It is well-documented that many students with autism struggle with writing. Broun (2009) writes that many children with ASD wrestle physically with fine motor skills and visual-motor speed which can take their toll on handwriting and word processing. In addition, the cognitive aspect can also be a challenge. In order to be a good writer, one must be able to organize thoughts and navigate through finding the best way to create a message. Writing requires flexibility, and people with ASD are frequently rigid in thoughts and actions. Temple Grandin (2006) notes the importance of visualization to persons with ASD; that they frequently think in pictures, and therefore the use of visual supports / scaffolds and graphic organizers may be of benefit.
The Art of Autism has a webpage on teaching a child with autism how to write. Sasha from The Autism Helper has a video on YouTube about setting up a writing center in an Autism classroom. And finally, TTAC Online, a community sharing resources to educate students with disabilities, provides an article titled, “Differentiated Writing Instruction for students with Autism Spectrum Disorders.

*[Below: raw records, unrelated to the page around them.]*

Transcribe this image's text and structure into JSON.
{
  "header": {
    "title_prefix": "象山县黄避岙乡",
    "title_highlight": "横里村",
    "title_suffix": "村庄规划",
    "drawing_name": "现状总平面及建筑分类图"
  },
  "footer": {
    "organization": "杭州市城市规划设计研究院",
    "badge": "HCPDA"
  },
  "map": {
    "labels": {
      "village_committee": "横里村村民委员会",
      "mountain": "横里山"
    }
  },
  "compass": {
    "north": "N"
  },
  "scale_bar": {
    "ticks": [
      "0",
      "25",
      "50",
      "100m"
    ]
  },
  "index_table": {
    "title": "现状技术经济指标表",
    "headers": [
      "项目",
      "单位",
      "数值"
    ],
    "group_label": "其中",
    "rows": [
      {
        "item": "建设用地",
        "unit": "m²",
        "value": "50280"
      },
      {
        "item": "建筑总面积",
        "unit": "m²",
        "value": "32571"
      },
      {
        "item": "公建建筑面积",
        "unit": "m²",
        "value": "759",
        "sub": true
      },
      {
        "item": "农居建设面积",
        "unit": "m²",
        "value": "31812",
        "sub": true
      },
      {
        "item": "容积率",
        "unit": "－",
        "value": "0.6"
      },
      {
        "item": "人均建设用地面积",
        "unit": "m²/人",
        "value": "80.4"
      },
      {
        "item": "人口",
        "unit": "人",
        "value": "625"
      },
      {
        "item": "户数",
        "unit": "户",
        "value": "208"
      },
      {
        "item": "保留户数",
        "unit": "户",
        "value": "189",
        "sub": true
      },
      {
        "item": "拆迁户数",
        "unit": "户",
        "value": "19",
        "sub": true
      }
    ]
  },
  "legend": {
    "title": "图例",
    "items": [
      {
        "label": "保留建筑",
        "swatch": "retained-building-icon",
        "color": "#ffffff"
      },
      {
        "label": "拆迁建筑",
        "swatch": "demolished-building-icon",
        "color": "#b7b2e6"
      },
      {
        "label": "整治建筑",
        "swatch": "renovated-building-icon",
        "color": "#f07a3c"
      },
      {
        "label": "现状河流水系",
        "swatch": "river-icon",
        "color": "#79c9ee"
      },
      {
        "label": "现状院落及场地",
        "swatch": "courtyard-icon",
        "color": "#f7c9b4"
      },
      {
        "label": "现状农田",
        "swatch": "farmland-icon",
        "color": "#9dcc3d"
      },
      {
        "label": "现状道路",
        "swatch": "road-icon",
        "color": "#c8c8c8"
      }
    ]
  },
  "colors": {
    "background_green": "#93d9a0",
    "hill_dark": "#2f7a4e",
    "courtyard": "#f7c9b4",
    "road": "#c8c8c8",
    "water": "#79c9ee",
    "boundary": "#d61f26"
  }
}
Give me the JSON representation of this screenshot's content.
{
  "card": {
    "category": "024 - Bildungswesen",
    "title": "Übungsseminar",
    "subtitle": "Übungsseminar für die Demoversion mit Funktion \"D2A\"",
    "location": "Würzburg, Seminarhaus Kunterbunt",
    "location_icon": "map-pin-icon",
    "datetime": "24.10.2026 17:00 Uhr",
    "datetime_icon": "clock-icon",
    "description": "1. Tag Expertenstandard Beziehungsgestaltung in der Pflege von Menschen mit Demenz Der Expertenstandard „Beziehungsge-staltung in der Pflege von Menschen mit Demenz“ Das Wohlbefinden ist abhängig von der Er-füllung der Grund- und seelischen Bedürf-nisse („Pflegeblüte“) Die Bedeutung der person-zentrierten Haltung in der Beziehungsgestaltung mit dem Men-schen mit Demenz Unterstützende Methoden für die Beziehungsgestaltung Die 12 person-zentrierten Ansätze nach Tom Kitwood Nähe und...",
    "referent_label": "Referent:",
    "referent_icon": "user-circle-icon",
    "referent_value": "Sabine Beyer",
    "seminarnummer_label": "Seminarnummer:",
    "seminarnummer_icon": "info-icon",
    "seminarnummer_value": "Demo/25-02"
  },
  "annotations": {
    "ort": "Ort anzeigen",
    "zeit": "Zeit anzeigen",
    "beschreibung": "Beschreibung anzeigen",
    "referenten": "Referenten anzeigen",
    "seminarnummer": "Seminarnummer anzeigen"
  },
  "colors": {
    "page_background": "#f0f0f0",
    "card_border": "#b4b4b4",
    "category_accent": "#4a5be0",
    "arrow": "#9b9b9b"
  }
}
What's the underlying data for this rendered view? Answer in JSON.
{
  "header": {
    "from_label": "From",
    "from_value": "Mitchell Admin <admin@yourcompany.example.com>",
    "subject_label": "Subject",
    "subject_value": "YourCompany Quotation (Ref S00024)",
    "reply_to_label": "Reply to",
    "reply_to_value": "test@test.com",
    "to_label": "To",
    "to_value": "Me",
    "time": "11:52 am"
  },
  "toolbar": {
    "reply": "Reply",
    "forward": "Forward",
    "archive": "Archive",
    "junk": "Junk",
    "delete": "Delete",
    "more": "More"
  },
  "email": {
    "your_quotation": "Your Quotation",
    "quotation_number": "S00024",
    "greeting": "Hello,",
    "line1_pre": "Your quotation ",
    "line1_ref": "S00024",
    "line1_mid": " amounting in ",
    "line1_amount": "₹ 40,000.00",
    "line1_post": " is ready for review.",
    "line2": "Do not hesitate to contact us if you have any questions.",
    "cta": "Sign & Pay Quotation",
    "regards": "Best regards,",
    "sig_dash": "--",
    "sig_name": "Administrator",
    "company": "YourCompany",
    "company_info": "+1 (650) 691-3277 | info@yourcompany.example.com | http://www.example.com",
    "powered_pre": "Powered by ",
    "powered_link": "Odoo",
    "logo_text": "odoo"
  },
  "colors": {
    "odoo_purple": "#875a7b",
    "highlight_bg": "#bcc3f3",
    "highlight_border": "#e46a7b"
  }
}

Braun, L. (2009). Taking the pencil out of the process. Teaching Exceptional Children, 42, 14-21.
Grandin, T. (2006). Thinking in pictures: My life with autism. New York, Vintage.